My mom shops for cars with one thing in mind—is it red? As long as the car is reliable, safe and within budget, I find nothing wrong with narrowing down the choices by looks. Personally, I think its okay to turn down a gun because you think it is ugly. Gun designers not only think about functionality but aesthetics as well when designing new firearms. Do you like angular lines like the SIG P239 or the Beretta PX4 Storm with its unique robust bubbly roundness? Beauty is in the eye of the beholder. We all have our own individual tastes. Just because the guy at the gun counter thinks you should like the look of a pink gun, doesn’t mean you do. If you like how the Glock looks, then pick the Glock.
You can switch out stocks and furniture on long guns. After-market accessories come in a wide variety of different colors, like pink, camo, neon green, and skull patterns. So if you find a gun that you like, but don’t like the black, you can change out the stock for something different. Grips on many pistols and revolvers are also interchangeable.
Decide how much you can spend on the gun of your choice. Having a budget will narrow your choices further. Guns range in price from several hundred dollars to thousands.

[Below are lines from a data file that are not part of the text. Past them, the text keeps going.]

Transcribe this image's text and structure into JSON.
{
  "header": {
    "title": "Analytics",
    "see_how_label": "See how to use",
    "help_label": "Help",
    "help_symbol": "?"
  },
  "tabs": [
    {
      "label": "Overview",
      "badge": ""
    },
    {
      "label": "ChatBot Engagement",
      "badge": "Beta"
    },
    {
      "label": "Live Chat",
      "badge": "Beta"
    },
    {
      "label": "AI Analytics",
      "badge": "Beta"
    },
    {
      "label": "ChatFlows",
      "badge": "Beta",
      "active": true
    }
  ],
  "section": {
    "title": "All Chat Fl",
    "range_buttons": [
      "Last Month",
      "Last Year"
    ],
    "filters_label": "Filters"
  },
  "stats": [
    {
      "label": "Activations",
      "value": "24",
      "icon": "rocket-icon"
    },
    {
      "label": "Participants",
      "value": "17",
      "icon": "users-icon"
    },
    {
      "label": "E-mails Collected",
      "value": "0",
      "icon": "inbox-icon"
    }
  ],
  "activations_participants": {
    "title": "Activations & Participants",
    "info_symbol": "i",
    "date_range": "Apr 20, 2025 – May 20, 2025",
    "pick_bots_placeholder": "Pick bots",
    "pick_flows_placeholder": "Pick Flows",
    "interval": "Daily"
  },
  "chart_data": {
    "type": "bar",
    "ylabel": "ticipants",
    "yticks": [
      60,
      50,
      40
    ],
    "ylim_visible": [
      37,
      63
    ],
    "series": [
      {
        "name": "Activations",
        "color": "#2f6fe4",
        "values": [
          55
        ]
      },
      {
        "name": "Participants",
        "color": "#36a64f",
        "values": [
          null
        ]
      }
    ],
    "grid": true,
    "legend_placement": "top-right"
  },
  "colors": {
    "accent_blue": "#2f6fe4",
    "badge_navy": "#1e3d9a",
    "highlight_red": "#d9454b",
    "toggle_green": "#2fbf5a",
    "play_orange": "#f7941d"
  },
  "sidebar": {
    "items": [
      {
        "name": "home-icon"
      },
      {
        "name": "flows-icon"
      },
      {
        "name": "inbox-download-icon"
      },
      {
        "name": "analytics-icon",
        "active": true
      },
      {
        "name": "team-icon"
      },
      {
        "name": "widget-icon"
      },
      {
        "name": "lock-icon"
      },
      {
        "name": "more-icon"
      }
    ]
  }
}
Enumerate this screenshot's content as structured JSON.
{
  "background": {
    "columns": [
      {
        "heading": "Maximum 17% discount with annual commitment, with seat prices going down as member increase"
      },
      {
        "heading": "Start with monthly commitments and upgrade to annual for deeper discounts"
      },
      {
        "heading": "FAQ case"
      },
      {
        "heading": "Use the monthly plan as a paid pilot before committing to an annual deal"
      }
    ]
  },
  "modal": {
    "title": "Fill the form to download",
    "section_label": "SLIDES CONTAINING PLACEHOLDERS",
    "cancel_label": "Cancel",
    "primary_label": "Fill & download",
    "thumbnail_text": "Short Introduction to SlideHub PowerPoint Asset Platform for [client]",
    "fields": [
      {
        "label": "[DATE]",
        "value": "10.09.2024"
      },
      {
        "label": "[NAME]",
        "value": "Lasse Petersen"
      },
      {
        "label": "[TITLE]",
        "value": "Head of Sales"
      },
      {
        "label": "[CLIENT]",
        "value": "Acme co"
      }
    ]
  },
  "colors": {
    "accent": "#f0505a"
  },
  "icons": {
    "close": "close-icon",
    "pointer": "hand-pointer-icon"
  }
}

Another thing to consider is the price of keeping the particular firearm you choose in good functioning order. Will it have to go to the gunsmith for repairs or upgrades? Does it require cleaning after every range trip to function properly? Have you ever purchased a cute shirt at full price just to get it home and find out it is dry clean only? Annoying isn’t it?
To make things a little easier, let us look at shopping for guns like we would shop for clothes or shoes.
You will need to feed your gun ammo. If you are buying the gun to plink or join a shooting league, then .22 Long Rifle is cheap and easy to find. However, depending on market fluctuations, for example currently and in the past, certain calibers can be expensive or difficult to find.
When I have to purchase something, like a new bag or a new dress, that is considerably more than I normally spend on clothes or shoes, I like to justify my purchase by breaking down the cost per wear. If I spend $350 on a new Coach purse that I will carry for over a year, it is less than a dollar a day. For a top-quality accessory, the price is worth it. Think about your gun the same way. You aren’t going to skimp on your wedding dress or engagement ring. Your gun is the same. Invest in a high-quality gun, because what you put in to it will be worth it in the end.
What kind of roadblocks have you hit in shopping for a new gun and how did you overcome them? Do you have any shopping advice for newcomers? Tell me about it in the comment section.
For more information about purchasing your first gun read the following blogs:
The mission of Cheaper Than Dirt!’s blog, “The Shooter’s Log,” is to provide information—not opinions—to our customers and the shooting community. We want you, our readers, to be able to make informed decisions. The information provided here does not represent the views of Cheaper Than Dirt!